**Action item:**
Lift every line from the entries that includes the word "Sales".

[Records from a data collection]
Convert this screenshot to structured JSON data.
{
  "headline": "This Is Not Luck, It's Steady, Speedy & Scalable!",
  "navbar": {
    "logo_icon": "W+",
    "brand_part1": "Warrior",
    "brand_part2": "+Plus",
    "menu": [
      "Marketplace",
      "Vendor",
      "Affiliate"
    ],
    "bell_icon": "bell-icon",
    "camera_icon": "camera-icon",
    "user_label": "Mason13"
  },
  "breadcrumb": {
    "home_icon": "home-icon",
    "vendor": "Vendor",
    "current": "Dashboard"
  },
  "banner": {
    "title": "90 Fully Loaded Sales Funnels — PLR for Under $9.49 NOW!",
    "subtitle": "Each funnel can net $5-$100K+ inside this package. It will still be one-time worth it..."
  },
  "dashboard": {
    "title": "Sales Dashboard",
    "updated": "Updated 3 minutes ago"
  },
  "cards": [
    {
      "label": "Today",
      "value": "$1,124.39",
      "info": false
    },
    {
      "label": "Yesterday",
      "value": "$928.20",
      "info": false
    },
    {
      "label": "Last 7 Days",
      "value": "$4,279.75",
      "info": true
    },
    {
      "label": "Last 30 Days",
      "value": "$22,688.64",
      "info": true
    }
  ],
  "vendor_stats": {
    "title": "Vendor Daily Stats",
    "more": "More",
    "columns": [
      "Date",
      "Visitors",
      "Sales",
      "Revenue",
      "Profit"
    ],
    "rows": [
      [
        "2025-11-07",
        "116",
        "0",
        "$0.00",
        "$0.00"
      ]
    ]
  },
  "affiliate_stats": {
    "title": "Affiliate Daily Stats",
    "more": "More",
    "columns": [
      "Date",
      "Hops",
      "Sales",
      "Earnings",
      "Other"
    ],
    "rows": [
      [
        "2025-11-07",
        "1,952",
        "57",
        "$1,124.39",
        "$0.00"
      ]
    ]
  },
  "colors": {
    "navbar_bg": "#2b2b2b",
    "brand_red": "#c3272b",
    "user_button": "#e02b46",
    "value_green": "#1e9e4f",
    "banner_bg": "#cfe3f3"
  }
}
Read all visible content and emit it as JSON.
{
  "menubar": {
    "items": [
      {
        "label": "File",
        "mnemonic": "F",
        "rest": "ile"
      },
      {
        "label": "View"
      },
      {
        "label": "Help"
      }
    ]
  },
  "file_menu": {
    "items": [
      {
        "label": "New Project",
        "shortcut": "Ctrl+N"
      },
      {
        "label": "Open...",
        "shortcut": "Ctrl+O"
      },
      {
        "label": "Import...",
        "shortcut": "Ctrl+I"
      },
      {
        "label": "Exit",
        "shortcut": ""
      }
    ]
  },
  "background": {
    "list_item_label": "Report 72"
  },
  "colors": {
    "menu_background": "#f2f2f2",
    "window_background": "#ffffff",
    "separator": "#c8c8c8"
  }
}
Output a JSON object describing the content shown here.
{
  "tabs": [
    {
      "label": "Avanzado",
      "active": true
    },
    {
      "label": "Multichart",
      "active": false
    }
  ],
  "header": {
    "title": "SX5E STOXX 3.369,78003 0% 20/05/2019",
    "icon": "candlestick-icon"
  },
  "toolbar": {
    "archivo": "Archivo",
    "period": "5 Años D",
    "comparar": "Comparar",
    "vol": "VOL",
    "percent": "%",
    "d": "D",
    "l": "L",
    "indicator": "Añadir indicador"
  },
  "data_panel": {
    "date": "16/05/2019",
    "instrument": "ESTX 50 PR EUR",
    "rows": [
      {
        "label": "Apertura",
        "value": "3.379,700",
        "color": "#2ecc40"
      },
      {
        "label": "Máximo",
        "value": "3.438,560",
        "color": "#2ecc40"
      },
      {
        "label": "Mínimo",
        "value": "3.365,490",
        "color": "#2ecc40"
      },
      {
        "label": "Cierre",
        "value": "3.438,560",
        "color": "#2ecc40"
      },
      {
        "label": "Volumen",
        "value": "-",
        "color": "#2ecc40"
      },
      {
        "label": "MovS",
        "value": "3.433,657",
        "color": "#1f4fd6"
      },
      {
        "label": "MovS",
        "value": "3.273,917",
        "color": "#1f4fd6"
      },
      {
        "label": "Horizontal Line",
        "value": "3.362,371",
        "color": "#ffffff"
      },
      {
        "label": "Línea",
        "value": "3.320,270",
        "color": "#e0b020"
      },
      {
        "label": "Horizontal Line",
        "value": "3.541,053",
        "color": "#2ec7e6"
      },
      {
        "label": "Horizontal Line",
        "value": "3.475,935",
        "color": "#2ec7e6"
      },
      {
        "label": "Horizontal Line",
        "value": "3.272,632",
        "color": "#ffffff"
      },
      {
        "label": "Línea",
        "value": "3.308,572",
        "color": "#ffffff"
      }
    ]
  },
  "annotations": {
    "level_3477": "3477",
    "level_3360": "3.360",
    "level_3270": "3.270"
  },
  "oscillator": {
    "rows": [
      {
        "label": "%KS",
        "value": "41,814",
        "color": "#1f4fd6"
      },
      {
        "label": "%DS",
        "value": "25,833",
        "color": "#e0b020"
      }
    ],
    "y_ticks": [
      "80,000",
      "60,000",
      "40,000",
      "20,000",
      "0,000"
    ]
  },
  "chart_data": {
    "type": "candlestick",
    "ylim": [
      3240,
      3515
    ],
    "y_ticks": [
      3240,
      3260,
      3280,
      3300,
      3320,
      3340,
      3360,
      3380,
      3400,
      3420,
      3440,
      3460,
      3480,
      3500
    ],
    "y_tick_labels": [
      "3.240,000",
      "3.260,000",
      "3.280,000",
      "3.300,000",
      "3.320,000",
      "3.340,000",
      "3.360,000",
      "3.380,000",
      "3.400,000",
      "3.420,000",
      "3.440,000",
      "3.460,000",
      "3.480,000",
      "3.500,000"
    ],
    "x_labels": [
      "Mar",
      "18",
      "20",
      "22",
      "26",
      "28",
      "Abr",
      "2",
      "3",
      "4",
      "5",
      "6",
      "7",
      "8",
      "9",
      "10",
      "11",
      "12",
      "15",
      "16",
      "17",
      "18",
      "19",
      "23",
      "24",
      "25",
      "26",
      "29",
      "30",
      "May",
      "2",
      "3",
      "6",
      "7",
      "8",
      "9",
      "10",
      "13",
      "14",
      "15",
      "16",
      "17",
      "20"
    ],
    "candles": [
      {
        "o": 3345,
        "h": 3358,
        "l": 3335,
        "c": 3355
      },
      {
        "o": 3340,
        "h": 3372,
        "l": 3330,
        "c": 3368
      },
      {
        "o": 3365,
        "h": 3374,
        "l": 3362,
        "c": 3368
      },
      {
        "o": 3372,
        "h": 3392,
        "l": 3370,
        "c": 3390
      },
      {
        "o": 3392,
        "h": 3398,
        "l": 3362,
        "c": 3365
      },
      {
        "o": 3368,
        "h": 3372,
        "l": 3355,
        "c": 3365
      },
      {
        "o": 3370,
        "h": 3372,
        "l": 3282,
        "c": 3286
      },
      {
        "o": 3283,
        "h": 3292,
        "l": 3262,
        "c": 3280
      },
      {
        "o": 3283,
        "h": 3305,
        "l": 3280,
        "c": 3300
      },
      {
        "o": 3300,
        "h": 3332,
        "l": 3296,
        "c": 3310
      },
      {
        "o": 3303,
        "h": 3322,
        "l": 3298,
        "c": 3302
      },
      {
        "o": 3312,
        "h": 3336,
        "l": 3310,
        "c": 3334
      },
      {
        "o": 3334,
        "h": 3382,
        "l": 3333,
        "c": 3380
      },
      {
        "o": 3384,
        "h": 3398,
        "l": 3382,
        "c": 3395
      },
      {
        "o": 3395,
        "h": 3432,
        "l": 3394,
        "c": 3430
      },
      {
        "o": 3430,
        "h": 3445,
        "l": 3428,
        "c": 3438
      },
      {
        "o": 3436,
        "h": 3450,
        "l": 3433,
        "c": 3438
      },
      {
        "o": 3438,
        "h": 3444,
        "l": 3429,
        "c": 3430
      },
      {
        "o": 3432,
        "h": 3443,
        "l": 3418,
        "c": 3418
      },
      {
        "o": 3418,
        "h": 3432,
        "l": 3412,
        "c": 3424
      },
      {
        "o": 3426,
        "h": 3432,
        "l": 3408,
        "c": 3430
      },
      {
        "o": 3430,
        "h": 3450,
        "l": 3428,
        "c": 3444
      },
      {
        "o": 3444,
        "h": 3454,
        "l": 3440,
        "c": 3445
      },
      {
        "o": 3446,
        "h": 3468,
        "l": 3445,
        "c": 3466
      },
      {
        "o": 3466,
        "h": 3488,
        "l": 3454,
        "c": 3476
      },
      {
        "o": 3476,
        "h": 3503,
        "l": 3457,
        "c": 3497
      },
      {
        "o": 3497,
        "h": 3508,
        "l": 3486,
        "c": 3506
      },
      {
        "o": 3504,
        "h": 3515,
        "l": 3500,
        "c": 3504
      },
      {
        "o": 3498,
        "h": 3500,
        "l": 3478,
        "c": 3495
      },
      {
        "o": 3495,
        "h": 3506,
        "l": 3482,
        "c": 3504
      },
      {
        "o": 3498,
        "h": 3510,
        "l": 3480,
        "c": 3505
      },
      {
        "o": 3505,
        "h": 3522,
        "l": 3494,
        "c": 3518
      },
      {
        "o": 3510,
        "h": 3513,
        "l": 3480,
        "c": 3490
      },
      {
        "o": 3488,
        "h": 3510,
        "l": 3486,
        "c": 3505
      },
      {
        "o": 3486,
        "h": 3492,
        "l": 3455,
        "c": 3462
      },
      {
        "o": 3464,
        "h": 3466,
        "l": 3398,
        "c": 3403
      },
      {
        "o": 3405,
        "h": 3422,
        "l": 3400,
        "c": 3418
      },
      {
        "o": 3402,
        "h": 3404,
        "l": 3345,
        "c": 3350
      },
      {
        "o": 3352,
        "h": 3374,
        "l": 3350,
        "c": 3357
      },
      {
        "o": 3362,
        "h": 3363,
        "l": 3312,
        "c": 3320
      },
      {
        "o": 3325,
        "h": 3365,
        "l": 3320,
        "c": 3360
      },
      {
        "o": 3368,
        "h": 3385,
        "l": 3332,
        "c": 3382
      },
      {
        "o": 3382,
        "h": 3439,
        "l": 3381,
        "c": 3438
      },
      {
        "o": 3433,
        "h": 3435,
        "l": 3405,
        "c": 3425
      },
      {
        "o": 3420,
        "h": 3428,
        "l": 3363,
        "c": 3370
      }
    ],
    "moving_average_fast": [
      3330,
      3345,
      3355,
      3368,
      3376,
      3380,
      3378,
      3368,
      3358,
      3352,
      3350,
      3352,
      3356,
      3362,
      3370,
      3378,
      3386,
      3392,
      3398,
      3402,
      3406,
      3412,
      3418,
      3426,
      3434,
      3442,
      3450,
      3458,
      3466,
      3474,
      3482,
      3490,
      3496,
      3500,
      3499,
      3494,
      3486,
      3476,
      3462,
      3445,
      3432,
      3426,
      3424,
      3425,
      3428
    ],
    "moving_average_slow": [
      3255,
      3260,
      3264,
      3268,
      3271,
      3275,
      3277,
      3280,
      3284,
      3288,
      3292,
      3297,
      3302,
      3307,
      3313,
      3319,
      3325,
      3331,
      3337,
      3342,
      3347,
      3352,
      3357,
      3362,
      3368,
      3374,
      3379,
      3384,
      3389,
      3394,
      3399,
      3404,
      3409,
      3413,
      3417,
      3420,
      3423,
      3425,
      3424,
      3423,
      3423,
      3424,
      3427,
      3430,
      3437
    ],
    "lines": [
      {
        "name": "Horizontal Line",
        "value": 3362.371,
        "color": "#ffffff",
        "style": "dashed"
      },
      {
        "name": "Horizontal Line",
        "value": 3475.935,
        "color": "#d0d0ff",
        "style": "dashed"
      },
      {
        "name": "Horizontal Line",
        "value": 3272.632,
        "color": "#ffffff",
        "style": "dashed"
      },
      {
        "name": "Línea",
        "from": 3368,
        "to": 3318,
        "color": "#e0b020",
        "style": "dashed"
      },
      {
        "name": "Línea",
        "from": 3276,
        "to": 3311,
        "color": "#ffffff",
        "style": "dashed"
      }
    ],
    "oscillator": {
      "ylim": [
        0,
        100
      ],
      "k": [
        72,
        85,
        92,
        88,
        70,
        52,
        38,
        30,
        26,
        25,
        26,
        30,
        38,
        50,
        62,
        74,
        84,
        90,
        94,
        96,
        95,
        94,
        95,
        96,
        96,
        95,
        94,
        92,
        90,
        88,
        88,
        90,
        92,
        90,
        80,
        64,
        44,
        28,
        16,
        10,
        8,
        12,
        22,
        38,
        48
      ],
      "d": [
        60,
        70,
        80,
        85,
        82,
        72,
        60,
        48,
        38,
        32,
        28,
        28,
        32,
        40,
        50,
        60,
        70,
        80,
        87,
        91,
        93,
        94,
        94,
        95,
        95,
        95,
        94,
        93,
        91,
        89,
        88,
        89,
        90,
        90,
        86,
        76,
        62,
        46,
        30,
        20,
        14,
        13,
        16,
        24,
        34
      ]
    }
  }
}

**Answer space:**
    "title": "90 Fully Loaded Sales Funnels — PLR for Under $9.49 NOW!",
    "title": "Sales Dashboard",
      "Sales",
      "Sales",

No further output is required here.